QUIAPO, Philippines--- “We need to see miracles,” says Aling Seling Pineras, a regular at Plaza Miranda. It is a cloudy Friday afternoon and hundreds of people have gathered around Plaza Miranda, in Quiapo. Their arms and hands shield their most private parts from the subtle shoving and elbowing of the crowd.
An inexperienced spectator would think either someone important died or a local celebrity was in the area for self-promotion. But no one important died and there are no celebrities. Fridays at Plaza Miranda are just always jam-packed with thousands of people from all walks of life carrying some cash in one pocket and hope for a miracle in the other.

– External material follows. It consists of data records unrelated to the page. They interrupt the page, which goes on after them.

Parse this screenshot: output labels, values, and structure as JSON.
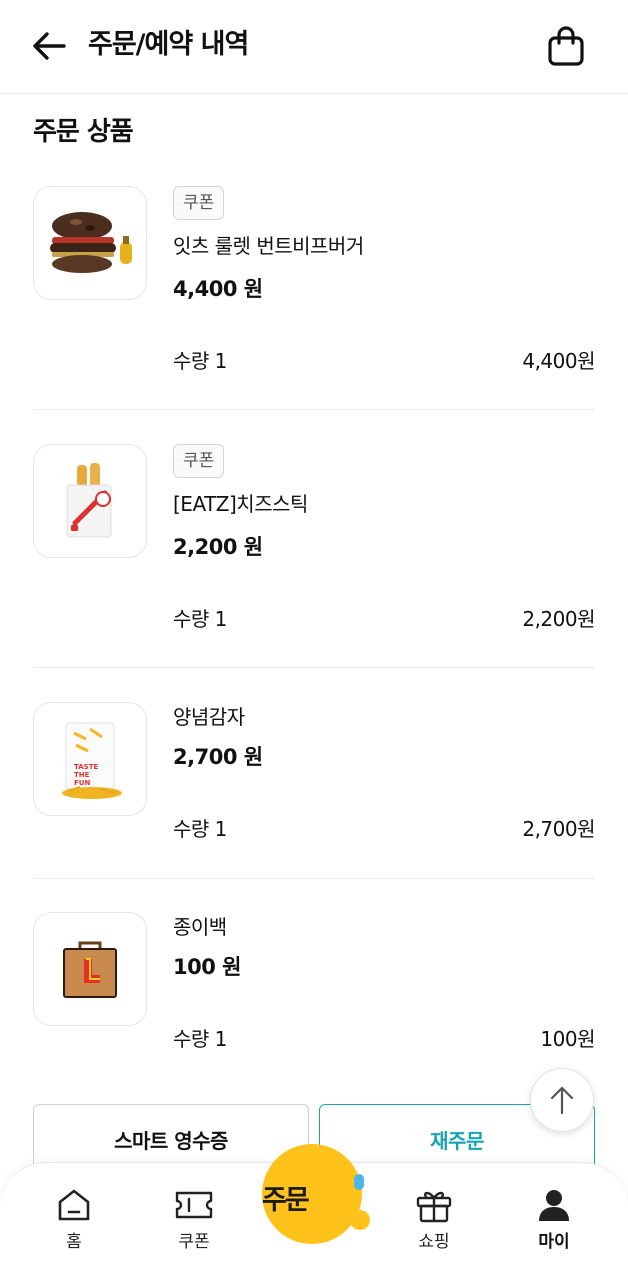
{
  "header": {
    "title": "주문/예약 내역",
    "back_icon": "arrow-left-icon",
    "cart_icon": "shopping-bag-icon"
  },
  "section": {
    "title": "주문 상품"
  },
  "items": [
    {
      "badge": "쿠폰",
      "name": "잇츠 룰렛 번트비프버거",
      "price": "4,400 원",
      "qty": "수량 1",
      "total": "4,400원",
      "image": "burger"
    },
    {
      "badge": "쿠폰",
      "name": "[EATZ]치즈스틱",
      "price": "2,200 원",
      "qty": "수량 1",
      "total": "2,200원",
      "image": "cheese-stick"
    },
    {
      "badge": "",
      "name": "양념감자",
      "price": "2,700 원",
      "qty": "수량 1",
      "total": "2,700원",
      "image": "fries"
    },
    {
      "badge": "",
      "name": "종이백",
      "price": "100 원",
      "qty": "수량 1",
      "total": "100원",
      "image": "paper-bag"
    }
  ],
  "actions": {
    "receipt_label": "스마트 영수증",
    "reorder_label": "재주문"
  },
  "tabbar": {
    "home": "홈",
    "coupon": "쿠폰",
    "order": "주문",
    "shopping": "쇼핑",
    "my": "마이"
  },
  "colors": {
    "accent": "#16a5b4",
    "order_button": "#ffc21a",
    "divider": "#ebebeb"
  }
}
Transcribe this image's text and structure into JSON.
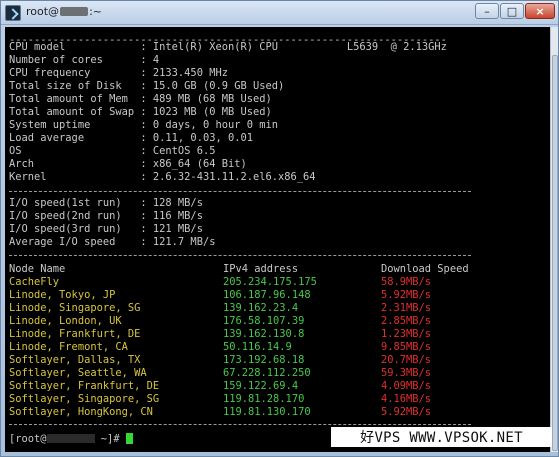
{
  "window": {
    "title_prefix": "root@",
    "title_suffix": ":~"
  },
  "sysinfo": {
    "separator": "----------------------------------------------------------------------",
    "rows": [
      {
        "label": "CPU model           ",
        "value": ": Intel(R) Xeon(R) CPU           L5639  @ 2.13GHz"
      },
      {
        "label": "Number of cores     ",
        "value": ": 4"
      },
      {
        "label": "CPU frequency       ",
        "value": ": 2133.450 MHz"
      },
      {
        "label": "Total size of Disk  ",
        "value": ": 15.0 GB (0.9 GB Used)"
      },
      {
        "label": "Total amount of Mem ",
        "value": ": 489 MB (68 MB Used)"
      },
      {
        "label": "Total amount of Swap",
        "value": ": 1023 MB (0 MB Used)"
      },
      {
        "label": "System uptime       ",
        "value": ": 0 days, 0 hour 0 min"
      },
      {
        "label": "Load average        ",
        "value": ": 0.11, 0.03, 0.01"
      },
      {
        "label": "OS                  ",
        "value": ": CentOS 6.5"
      },
      {
        "label": "Arch                ",
        "value": ": x86_64 (64 Bit)"
      },
      {
        "label": "Kernel              ",
        "value": ": 2.6.32-431.11.2.el6.x86_64"
      }
    ]
  },
  "io": {
    "rows": [
      {
        "label": "I/O speed(1st run)  ",
        "value": ": 128 MB/s"
      },
      {
        "label": "I/O speed(2nd run)  ",
        "value": ": 116 MB/s"
      },
      {
        "label": "I/O speed(3rd run)  ",
        "value": ": 121 MB/s"
      },
      {
        "label": "Average I/O speed   ",
        "value": ": 121.7 MB/s"
      }
    ]
  },
  "speedtest": {
    "headers": {
      "node": "Node Name",
      "ip": "IPv4 address",
      "speed": "Download Speed"
    },
    "rows": [
      {
        "node": "CacheFly",
        "ip": "205.234.175.175",
        "speed": "58.9MB/s"
      },
      {
        "node": "Linode, Tokyo, JP",
        "ip": "106.187.96.148",
        "speed": "5.92MB/s"
      },
      {
        "node": "Linode, Singapore, SG",
        "ip": "139.162.23.4",
        "speed": "2.31MB/s"
      },
      {
        "node": "Linode, London, UK",
        "ip": "176.58.107.39",
        "speed": "2.85MB/s"
      },
      {
        "node": "Linode, Frankfurt, DE",
        "ip": "139.162.130.8",
        "speed": "1.23MB/s"
      },
      {
        "node": "Linode, Fremont, CA",
        "ip": "50.116.14.9",
        "speed": "9.85MB/s"
      },
      {
        "node": "Softlayer, Dallas, TX",
        "ip": "173.192.68.18",
        "speed": "20.7MB/s"
      },
      {
        "node": "Softlayer, Seattle, WA",
        "ip": "67.228.112.250",
        "speed": "59.3MB/s"
      },
      {
        "node": "Softlayer, Frankfurt, DE",
        "ip": "159.122.69.4",
        "speed": "4.09MB/s"
      },
      {
        "node": "Softlayer, Singapore, SG",
        "ip": "119.81.28.170",
        "speed": "4.16MB/s"
      },
      {
        "node": "Softlayer, HongKong, CN",
        "ip": "119.81.130.170",
        "speed": "5.92MB/s"
      }
    ]
  },
  "prompt": {
    "prefix": "[root@",
    "suffix": " ~]# "
  },
  "watermark": "好VPS WWW.VPSOK.NET",
  "colors": {
    "node": "#d6c53d",
    "ip": "#48c84b",
    "speed": "#e02f2f",
    "cursor": "#36d633"
  }
}
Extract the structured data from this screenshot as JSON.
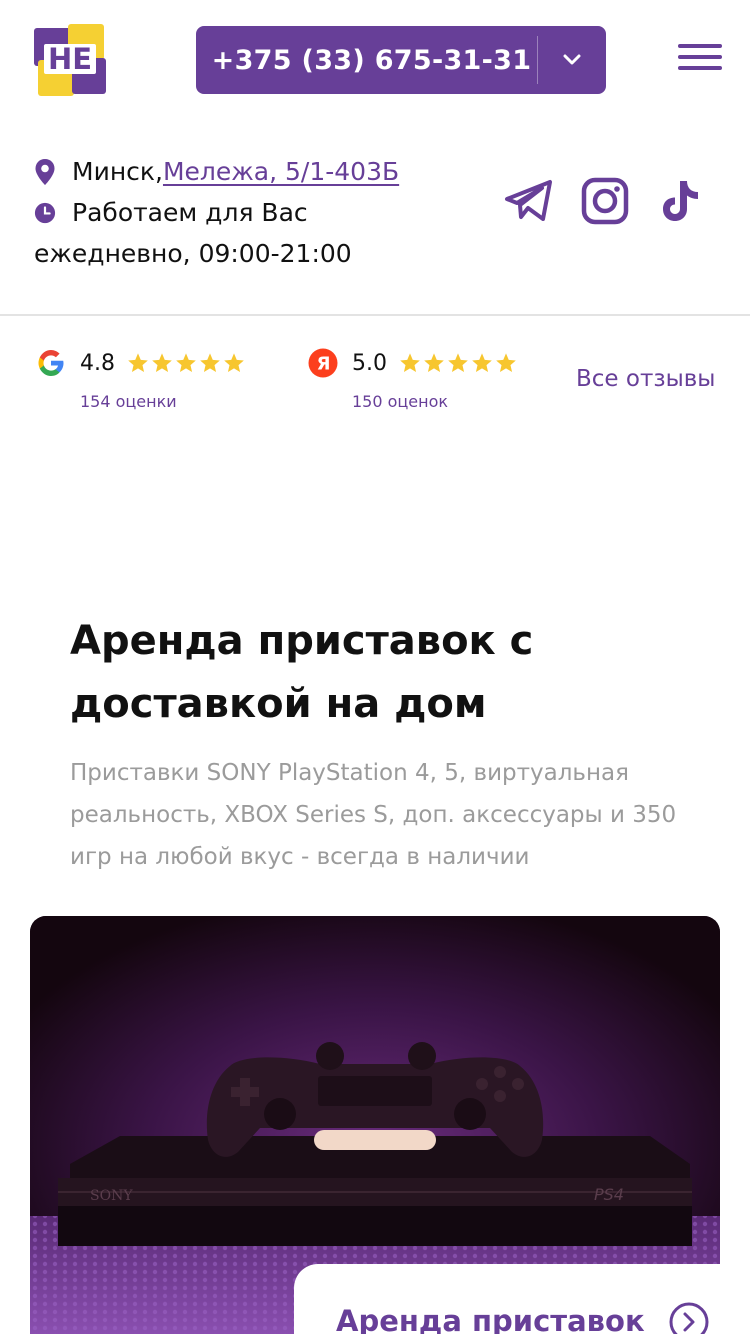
{
  "brand": {
    "logo_text": "НЕ",
    "accent_color": "#673f98",
    "yellow_color": "#f5d033"
  },
  "header": {
    "phone": "+375 (33) 675-31-31",
    "phone_dropdown_icon": "chevron-down-icon",
    "menu_icon": "hamburger-menu-icon"
  },
  "contacts": {
    "city": "Минск, ",
    "address": "Мележа, 5/1-403Б",
    "hours_line1": "Работаем для Вас",
    "hours_line2": "ежедневно, 09:00-21:00",
    "socials": [
      "telegram-icon",
      "instagram-icon",
      "tiktok-icon"
    ]
  },
  "ratings": {
    "google": {
      "score": "4.8",
      "count": "154 оценки",
      "stars": 5
    },
    "yandex": {
      "score": "5.0",
      "count": "150 оценок",
      "stars": 5
    },
    "all_reviews": "Все отзывы"
  },
  "hero": {
    "title": "Аренда приставок с доставкой на дом",
    "subtitle": "Приставки SONY PlayStation 4, 5, виртуальная реальность, XBOX Series S, доп. аксессуары и 350 игр на любой вкус - всегда в наличии",
    "console_brand": "SONY",
    "console_model": "PS4",
    "cta": "Аренда приставок"
  }
}
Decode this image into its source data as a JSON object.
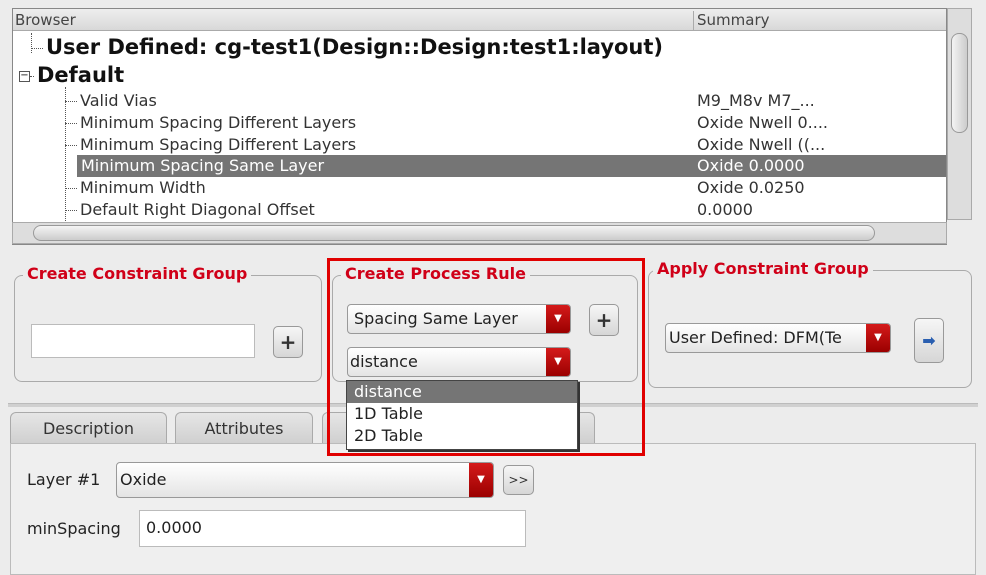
{
  "browser": {
    "col_browser": "Browser",
    "col_summary": "Summary",
    "root_user": "User Defined: cg-test1(Design::Design:test1:layout)",
    "root_default": "Default",
    "items": [
      {
        "label": "Valid Vias",
        "summary": "M9_M8v M7_..."
      },
      {
        "label": "Minimum Spacing Different Layers",
        "summary": "Oxide Nwell 0...."
      },
      {
        "label": "Minimum Spacing Different Layers",
        "summary": "Oxide Nwell ((..."
      },
      {
        "label": "Minimum Spacing Same Layer",
        "summary": "Oxide 0.0000",
        "selected": true
      },
      {
        "label": "Minimum Width",
        "summary": "Oxide 0.0250"
      },
      {
        "label": "Default Right Diagonal Offset",
        "summary": "0.0000"
      }
    ]
  },
  "create_group": {
    "title": "Create Constraint Group",
    "name_value": "",
    "add": "+"
  },
  "process_rule": {
    "title": "Create Process Rule",
    "rule_type": "Spacing Same Layer",
    "add": "+",
    "subtype": "distance",
    "options": [
      "distance",
      "1D Table",
      "2D Table"
    ]
  },
  "apply_group": {
    "title": "Apply Constraint Group",
    "value": "User Defined: DFM(Te"
  },
  "tabs": [
    "Description",
    "Attributes",
    ""
  ],
  "form": {
    "layer_label": "Layer #1",
    "layer_value": "Oxide",
    "more": ">>",
    "min_label": "minSpacing",
    "min_value": "0.0000"
  },
  "accent": "#d00018"
}
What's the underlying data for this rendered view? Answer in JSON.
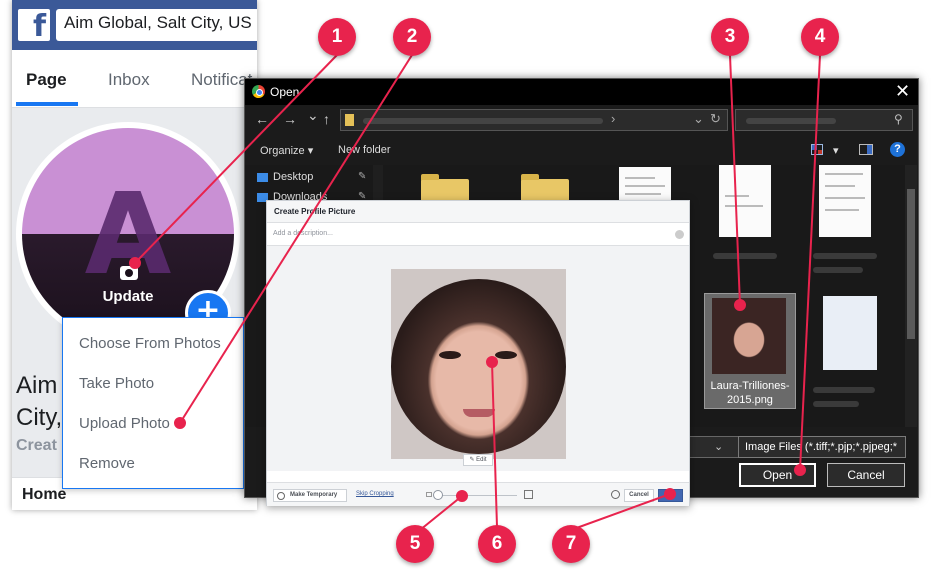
{
  "facebook": {
    "search_value": "Aim Global, Salt City, US",
    "tabs": [
      {
        "label": "Page"
      },
      {
        "label": "Inbox"
      },
      {
        "label": "Notificat"
      }
    ],
    "avatar_letter": "A",
    "update_label": "Update",
    "add_button": "+",
    "page_name_line1": "Aim",
    "page_name_line2": "City,",
    "create_label": "Creat",
    "home_label": "Home",
    "menu_items": [
      {
        "label": "Choose From Photos"
      },
      {
        "label": "Take Photo"
      },
      {
        "label": "Upload Photo"
      },
      {
        "label": "Remove"
      }
    ]
  },
  "open_dialog": {
    "title": "Open",
    "close": "✕",
    "nav": {
      "back": "←",
      "forward": "→",
      "recent": "⌄",
      "up": "↑",
      "refresh": "↻"
    },
    "toolbar": {
      "organize": "Organize ▾",
      "new_folder": "New folder",
      "view_dropdown": "▾",
      "help": "?"
    },
    "sidebar": [
      {
        "label": "Desktop"
      },
      {
        "label": "Downloads"
      }
    ],
    "selected_file": "Laura-Trilliones-2015.png",
    "file_type": "Image Files (*.tiff;*.pjp;*.pjpeg;*",
    "open_button": "Open",
    "cancel_button": "Cancel"
  },
  "profile_dialog": {
    "title": "Create Profile Picture",
    "description_placeholder": "Add a description...",
    "edit_label": "Edit",
    "make_temporary": "Make Temporary",
    "skip_cropping": "Skip Cropping",
    "cancel": "Cancel"
  },
  "callouts": [
    "1",
    "2",
    "3",
    "4",
    "5",
    "6",
    "7"
  ],
  "colors": {
    "callout": "#e8234d",
    "facebook_blue": "#3b5998",
    "accent_blue": "#1877f2"
  }
}
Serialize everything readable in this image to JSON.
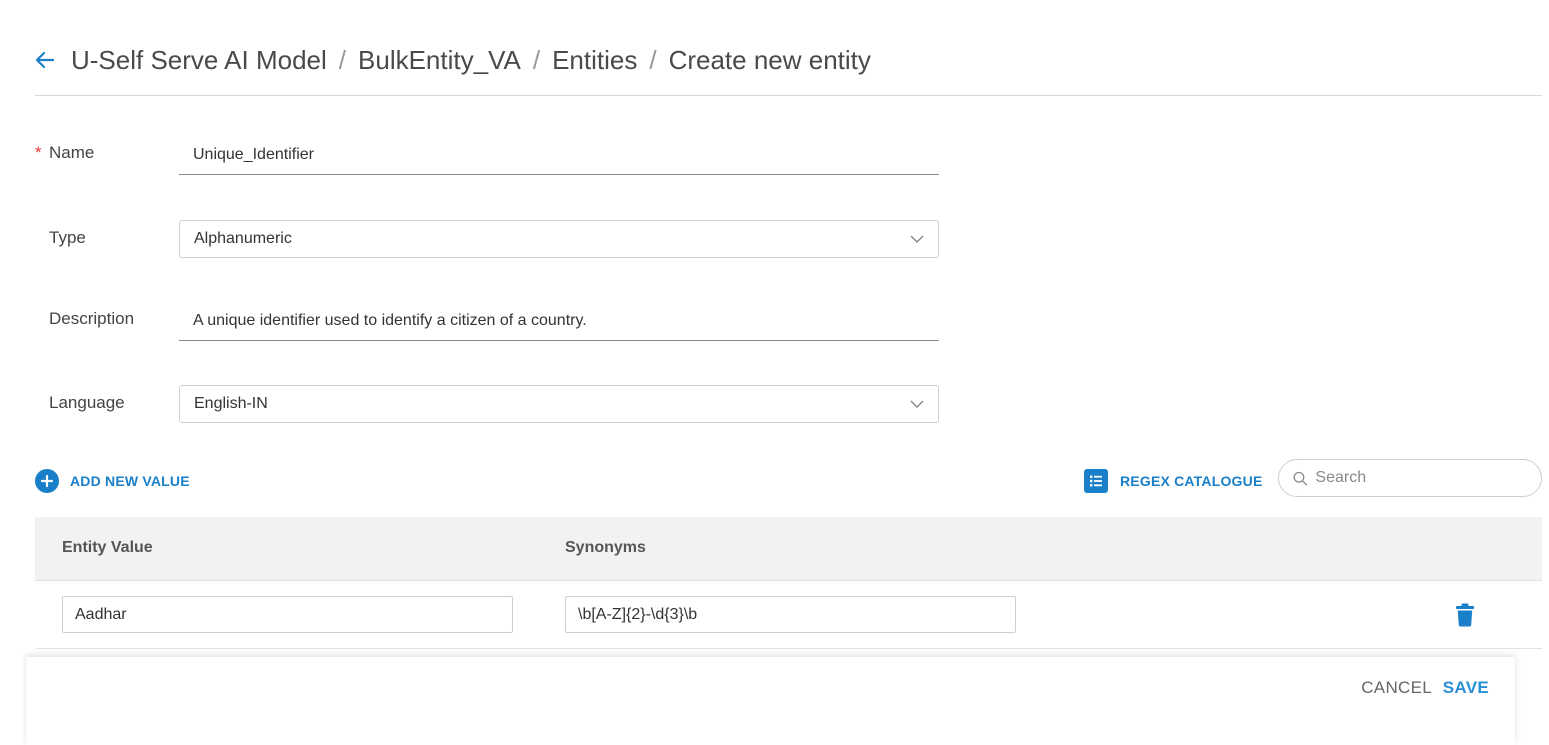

Miracles come in different forms and in Quiapo, a district in the Manila capital, there are three main customs of obtaining them. Some choose faith in touching the feet of the miraculous dark, wooden, life-size statue of Christ placed high above the altar of the Church; some invest in their fate in the cards disclosed by the dozens of fortune tellers lined in the shade; and some turn to the alternative medicinal concoctions claimed to cure everything from headaches to unwanted pregnancies.
Hustling about in Plaza Miranda - Photograph by: Hub Pacheco
Seling turns to all three customs in times of difficulty. “Everyone in Quiapo can give you miracles,” Seling says. She claims it’s hard to leave the important decisions and troubles in life solely to prayer, to fortune told, or to the concoctions sold at a cheap price.
Whenever Seling is in limbo, she seeks Madam Cecil, “the very best of the fortune tellers.” Clad in a leopard-print blouse, Madam Cecil, an aged woman with a misleading red dot of lipstick on her forehead meant to ward off evil, fans herself as she talks about her occupation. She has been a fortune teller since 23, a job inherited from her grandmother. Unlike others who claim to have a third eye or blessed with psychic abilities, Madam Cecil secretly admits she is just a good judge of character.
“To tell you the truth, I just read the expressions on their faces and their eyes. Sometimes, I don’t even need to interpret the cards,” she says. “I already know what to say from their questions.” By trying to be a confidant and adviser to the client, Madam Cecil gives them the strength they need to make difficult decisions in life. This is precisely why Seling needs Madam Cecil.
When Seling was impregnated twice, she was fully aware she could not keep the child so she chose to drink the “pamparegla” or menstruation inducer.
In Quiapo, abortion isn’t so much a sin or nearly as shameful when the sidewalks are paved with vendors waving corked, emerald bottles of menstruation inducers. The vendors’ helpers lure people with signs reading “1 or 2 months late?”
“A lot of people buy it because having a child is costly,” Seling says. “I know you think I’m a bad person but Lord knows I did a good thing. He has forgiven me.”
Interestingly, Seling picked Thursdays for both her abortions so she could spend Fridays seeking redemption and forgiveness from God, falling in line to touch the 400-year-old Black Nazarene statue to cleanse her sins. Seeing past the irony of these menstruation inducers lining the Church façade, these concoctions meet the hopes of hundreds of women not wanting to become mothers.
While other people hustle about on the streets bargaining for the cheapest menstruation inducers, DVDs, used and maybe even stolen technological gadgets, an extensive echo of voices is heard howling the “Ama Namin” or “The Lord’s prayer”. The whimpers are solemnly strong they are nearly terrifying.
From a distance, Seling points behind the Church where prayer warriors sitting on their plastic stools wait for someone to approach them for a prayer on their behalf. Usually, clients or customers just give them loose change.
Sometimes it’s hard to take notice of the little miracles in a life full of misery or in a world that does not stop for you, which is why Seling says: “Quiapo gives miracles.” Although it is a place filled with moral irony and almost apathetic people, miracles resonate from every inch of Quiapo.
“Everything is a miracle if you look close enough,” as Madam Cecil says.